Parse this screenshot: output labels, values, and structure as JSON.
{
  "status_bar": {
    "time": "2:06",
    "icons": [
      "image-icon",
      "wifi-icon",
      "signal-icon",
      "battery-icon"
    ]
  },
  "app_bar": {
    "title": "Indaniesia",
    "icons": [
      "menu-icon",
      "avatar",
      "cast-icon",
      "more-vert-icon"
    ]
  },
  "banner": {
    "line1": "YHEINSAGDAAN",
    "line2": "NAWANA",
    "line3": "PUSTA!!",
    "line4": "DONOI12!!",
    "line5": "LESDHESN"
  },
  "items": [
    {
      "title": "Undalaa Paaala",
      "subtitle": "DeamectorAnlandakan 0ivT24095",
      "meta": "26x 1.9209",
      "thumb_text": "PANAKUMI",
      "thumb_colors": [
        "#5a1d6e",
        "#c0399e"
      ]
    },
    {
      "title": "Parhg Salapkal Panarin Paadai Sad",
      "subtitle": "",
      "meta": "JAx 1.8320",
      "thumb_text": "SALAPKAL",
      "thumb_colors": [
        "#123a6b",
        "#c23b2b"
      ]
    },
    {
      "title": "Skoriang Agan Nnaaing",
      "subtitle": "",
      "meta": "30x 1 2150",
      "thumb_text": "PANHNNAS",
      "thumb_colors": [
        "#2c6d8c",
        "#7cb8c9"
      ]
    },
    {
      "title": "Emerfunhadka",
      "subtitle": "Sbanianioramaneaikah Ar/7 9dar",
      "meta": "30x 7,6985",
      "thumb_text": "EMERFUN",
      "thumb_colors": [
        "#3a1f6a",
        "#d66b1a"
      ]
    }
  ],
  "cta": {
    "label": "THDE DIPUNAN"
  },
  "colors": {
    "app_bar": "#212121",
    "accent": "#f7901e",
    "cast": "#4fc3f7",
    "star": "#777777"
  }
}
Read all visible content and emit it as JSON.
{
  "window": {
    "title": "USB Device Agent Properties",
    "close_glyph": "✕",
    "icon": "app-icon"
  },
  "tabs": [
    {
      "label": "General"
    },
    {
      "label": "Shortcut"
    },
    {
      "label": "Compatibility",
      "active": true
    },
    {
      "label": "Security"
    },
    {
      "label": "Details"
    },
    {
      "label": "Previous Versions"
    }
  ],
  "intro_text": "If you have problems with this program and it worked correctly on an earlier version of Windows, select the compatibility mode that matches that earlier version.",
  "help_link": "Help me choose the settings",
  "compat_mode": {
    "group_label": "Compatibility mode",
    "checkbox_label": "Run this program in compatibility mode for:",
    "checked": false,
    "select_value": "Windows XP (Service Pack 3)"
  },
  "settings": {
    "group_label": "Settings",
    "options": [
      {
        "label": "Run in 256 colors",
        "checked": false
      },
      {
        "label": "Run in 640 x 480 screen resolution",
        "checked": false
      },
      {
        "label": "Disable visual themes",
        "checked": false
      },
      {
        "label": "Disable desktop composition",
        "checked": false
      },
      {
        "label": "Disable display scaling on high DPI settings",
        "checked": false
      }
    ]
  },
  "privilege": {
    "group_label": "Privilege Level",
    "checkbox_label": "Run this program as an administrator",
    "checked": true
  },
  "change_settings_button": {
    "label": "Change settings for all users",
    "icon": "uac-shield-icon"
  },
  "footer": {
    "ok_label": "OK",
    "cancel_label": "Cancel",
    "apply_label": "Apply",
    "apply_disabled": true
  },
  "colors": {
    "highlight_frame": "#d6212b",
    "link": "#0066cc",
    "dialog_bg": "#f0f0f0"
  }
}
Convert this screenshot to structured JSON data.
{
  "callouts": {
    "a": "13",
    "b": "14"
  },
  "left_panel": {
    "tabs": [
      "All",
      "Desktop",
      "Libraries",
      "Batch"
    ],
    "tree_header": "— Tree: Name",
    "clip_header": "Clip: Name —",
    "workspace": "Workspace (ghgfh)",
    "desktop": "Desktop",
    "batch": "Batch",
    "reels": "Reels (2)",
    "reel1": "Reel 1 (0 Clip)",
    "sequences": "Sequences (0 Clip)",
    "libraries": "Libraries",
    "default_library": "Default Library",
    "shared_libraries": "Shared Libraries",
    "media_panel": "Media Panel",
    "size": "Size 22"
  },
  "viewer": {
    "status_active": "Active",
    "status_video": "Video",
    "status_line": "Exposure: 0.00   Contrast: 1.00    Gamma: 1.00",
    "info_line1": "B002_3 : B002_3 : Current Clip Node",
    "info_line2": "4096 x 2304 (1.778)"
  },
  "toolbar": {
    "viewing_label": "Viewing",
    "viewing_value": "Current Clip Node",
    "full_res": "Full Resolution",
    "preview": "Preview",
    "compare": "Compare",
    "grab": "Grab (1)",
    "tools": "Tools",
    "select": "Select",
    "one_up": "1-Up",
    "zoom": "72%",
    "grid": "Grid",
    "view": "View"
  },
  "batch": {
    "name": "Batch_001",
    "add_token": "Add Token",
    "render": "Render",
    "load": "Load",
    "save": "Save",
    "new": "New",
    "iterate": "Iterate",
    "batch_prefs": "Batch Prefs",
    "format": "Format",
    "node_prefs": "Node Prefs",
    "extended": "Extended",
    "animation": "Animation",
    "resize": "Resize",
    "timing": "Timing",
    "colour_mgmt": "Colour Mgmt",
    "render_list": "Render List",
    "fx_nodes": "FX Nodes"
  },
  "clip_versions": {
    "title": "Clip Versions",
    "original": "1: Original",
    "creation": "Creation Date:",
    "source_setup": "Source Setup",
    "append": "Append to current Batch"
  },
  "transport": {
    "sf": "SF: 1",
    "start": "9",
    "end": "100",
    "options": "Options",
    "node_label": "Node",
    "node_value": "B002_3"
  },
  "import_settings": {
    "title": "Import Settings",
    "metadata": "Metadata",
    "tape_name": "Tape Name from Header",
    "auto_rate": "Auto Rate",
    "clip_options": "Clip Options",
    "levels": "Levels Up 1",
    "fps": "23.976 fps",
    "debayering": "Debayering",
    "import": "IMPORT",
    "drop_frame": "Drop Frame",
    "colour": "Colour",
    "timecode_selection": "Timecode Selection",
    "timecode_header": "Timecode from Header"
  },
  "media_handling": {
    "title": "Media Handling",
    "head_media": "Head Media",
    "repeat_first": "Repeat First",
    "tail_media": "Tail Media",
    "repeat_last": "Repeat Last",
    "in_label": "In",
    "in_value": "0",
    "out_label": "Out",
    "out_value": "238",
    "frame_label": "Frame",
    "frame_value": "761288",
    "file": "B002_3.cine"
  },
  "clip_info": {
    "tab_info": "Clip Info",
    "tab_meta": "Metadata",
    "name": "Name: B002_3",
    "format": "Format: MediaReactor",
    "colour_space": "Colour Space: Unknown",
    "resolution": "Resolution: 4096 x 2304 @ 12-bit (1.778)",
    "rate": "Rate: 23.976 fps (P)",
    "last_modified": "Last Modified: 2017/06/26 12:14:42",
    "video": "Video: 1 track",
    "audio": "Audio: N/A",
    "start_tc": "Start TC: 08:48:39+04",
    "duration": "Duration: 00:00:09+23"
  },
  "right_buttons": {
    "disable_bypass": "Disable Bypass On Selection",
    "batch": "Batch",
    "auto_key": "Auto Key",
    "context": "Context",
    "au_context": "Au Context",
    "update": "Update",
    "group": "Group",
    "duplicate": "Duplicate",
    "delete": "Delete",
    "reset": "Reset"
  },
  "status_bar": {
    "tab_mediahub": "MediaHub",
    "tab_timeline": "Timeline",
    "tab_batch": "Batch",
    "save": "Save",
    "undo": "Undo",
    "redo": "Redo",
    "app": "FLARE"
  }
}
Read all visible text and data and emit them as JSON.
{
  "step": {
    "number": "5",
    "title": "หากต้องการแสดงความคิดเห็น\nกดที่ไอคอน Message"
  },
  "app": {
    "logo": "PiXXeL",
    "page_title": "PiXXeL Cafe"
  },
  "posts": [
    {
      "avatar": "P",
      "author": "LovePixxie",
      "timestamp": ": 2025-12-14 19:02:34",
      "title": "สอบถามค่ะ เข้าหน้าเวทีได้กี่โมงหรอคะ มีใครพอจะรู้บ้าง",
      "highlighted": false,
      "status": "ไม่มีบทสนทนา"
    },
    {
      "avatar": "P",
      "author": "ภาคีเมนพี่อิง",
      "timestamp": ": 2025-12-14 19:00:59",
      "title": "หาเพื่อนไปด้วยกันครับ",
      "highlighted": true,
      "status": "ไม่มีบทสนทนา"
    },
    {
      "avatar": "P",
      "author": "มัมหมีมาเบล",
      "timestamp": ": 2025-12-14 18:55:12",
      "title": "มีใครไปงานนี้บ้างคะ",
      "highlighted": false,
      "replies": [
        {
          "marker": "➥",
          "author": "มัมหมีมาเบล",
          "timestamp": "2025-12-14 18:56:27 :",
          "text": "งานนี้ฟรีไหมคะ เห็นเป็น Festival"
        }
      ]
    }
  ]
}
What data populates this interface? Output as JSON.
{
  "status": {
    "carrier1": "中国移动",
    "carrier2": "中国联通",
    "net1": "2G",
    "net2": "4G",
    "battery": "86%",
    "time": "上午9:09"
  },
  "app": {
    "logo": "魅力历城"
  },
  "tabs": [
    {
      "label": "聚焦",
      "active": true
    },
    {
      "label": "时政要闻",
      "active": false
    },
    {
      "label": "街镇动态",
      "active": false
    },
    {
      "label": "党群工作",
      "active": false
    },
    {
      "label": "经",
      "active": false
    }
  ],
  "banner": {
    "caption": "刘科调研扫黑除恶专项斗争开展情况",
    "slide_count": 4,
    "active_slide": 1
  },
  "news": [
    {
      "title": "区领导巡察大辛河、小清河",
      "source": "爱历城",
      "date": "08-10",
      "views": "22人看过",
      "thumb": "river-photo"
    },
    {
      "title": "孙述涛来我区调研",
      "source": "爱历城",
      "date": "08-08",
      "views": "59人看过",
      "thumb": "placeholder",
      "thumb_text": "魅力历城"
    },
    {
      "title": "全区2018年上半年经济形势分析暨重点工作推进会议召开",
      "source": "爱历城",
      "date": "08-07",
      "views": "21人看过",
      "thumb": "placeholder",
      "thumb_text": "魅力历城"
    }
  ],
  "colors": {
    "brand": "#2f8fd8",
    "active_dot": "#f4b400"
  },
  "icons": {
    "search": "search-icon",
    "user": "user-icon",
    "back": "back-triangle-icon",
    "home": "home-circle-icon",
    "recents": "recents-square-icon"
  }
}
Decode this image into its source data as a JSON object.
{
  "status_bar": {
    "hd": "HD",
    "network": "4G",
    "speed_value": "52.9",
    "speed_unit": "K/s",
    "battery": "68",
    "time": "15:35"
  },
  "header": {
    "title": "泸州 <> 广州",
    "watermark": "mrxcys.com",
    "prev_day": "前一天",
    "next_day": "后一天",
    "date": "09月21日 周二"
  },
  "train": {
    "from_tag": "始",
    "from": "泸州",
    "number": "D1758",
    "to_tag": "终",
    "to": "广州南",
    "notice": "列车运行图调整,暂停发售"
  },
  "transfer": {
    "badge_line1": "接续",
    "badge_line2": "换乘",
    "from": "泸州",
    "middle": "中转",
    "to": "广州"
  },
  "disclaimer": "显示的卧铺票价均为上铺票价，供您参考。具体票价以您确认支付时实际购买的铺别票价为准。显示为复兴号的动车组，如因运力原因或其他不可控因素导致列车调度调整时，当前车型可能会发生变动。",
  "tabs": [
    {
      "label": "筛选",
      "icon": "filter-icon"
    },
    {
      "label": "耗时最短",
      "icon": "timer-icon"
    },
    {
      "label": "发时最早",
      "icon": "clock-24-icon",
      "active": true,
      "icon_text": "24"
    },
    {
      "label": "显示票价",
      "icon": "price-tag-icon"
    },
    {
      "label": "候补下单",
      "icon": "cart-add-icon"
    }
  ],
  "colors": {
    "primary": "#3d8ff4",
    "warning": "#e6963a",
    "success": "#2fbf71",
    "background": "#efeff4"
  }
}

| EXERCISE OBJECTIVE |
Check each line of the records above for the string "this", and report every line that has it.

| SOLUTION |
Parse this screenshot: output labels, values, and structure as JSON.
  "intro_text": "If you have problems with this program and it worked correctly on an earlier version of Windows, select the compatibility mode that matches that earlier version.",
    "checkbox_label": "Run this program in compatibility mode for:",
    "checkbox_label": "Run this program as an administrator",
Convert this screenshot to structured JSON data.
What data populates this interface? Output as JSON.
Decode this image into its source data as a JSON object.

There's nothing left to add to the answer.